Ask a Yucateca: Getting Around Mérida on the Cheap

Kanasín native Yesica Benitez explains the realities of local culture to bewildered expats. Email her at

When my foreign friends ask about transportation options, this is the advice I usually share.

Non-nationals in Yucatán used to be almost exclusively clustered in downtown Mérida and at the beach. But that’s changing, especially among younger newcomers, including those with children. 

Now, people from all over the globe can live, work, shop, and play all over the city. For some, this change has happened organically, but for others getting around and out of the “gringo gulch” has been quite the challenge.

Taking a taxi or using a ride-sharing application from time to time is a great way to get to that cocktail party or go grocery shopping when driving is not an alternative, but it gets expensive quickly. 

That brings us to public transit, which here isn’t exactly up to Berlín or Toronto standards, but it has improved over the past few years. This is especially true since the Va y Ven bus network began. Now it added a fleet Ie-Tram electric vehicles. Both are a great way to get around in comfort for just 12 pesos, or roughly 70 cents in the US. The Va y Ven network accepts payment only via a dedicated card. Still, the good news is that they can be purchased at dedicated kiosks all over the city and at convenience stores like Oxxo, Dunosusa, and Willy’s. 

The Va y Ven buses are also equipped with bicycle racks and hydraulic rams, making access for folks with mobility issues much easier. Photo: Carlos Rosado van der Gracht / Yucatán Magazine

One of the best things about the Va y Ven is its free app, which, though only in Spanish, is very intuitive and displays nearby stops, routes, and the location of different buses in real-time. So why not get that card and check it out for yourself? It is quite a good service, and its air conditioner does not hurt either. 

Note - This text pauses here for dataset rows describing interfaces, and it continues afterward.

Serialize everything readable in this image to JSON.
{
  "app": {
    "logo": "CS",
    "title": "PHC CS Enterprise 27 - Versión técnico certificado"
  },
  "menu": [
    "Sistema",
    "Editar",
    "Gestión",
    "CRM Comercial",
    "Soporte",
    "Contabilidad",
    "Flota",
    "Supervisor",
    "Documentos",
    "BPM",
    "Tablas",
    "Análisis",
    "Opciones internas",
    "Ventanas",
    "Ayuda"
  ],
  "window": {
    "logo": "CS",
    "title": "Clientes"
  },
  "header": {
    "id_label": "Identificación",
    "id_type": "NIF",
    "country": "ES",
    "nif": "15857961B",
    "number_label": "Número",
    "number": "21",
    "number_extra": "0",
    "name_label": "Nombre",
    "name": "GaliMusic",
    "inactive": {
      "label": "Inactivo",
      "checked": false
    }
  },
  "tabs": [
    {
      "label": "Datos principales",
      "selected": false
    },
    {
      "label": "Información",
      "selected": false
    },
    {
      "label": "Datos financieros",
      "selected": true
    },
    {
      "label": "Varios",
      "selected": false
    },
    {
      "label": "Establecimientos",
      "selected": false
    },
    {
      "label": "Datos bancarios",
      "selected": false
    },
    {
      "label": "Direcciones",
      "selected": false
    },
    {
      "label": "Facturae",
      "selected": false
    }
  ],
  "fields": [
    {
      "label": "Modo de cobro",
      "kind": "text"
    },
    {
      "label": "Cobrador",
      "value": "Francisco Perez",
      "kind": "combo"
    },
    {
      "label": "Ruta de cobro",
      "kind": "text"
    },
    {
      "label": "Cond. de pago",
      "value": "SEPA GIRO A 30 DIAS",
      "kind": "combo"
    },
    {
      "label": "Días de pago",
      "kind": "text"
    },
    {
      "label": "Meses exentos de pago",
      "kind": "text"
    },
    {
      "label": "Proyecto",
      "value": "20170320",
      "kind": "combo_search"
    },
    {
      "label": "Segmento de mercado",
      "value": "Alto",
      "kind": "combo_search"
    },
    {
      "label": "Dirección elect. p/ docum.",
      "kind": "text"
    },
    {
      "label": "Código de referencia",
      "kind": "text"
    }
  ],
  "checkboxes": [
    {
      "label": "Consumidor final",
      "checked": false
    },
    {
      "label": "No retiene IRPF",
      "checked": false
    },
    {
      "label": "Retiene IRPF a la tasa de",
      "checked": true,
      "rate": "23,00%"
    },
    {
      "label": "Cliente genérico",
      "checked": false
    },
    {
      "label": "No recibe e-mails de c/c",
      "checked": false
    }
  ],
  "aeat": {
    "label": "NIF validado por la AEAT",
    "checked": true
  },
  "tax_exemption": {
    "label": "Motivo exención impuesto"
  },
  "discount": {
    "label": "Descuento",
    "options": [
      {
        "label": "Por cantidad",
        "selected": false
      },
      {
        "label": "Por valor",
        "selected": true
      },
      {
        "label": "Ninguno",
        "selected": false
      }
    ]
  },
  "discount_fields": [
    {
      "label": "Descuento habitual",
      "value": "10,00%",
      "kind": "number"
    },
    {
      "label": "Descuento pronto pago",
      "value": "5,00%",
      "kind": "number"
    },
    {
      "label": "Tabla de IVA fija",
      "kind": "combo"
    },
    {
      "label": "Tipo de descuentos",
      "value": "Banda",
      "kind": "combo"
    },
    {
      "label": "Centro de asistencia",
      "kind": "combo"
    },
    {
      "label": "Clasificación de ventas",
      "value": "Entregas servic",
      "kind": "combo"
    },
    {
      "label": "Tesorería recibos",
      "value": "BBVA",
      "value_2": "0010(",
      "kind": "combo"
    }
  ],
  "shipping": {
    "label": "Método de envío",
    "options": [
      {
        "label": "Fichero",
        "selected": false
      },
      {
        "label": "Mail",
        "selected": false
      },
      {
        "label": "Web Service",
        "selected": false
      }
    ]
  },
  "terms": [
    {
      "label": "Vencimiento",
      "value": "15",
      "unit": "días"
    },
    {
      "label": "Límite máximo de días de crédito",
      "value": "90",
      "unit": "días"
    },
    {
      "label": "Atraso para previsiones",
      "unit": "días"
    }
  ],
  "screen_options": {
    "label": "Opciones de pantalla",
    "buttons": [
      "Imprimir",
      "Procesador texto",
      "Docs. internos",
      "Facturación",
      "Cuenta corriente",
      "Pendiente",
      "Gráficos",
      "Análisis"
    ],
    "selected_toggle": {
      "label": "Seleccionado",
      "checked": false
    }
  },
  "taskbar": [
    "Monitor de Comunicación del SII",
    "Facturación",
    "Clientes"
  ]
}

If you want to make your way out further afield, say to Progreso, AutoProgreso busses are quite a good bet. When I was a young girl, my family and I used this service a lot, so I have many fond memories of this particular voyage. These buses leave from their terminal on Centro’s Calle 62 and 66 but makes several pickup stops along the way. The trip from Centro to Progreso takes roughly 1 hour and costs 23 pesos each way, or just under US1.50.

Mérida’s new fleet of Ie-Tram’s look rather modern and have a sleek aesthetic. Photo: Carlos Rosado van der Gracht / Yucatán Magazine

Several options are available to get to other cities and towns on the Peninsula, including buses leaving from ADO terminals downtown, Paseo 60, and just behind Altabrisa. At the time, The Tren Maya has also begun offering trips to Campeche and Cancún but will soon start offering stops at cities including Izamal, Valladolid, and Piste (Chichén Itzá). Even greater connectivity around the entirety of the Yucatán Peninsula and even into Tabasco and Chiapas has also been officially announced by the end of 2024 — but whether or not they will be fully operational by then is still an open question.

If you choose to drive, be patient. We Yucatecos have our ways.

Not that many years ago, people would still stop their engine in the middle of the street when spotting a friend to engage in a friendly chat. This is to say that while driving here can seem a bit crazy, just keep calm and avoid honking except when necessary. 

Also, remember that drinking and driving are not tolerated here, and if you are caught, you will spend the night in the drunk tank, and nobody wants that. 

Yesica Benitez
Yesica Benitez
Born in Yucatán, Yesica Benitez Chan is a marketer, avid gardener, softball player, baker, and a great lover of Yucatecan culture and cuisine.
VOTE NOW!spot_img
Verified by ExactMetrics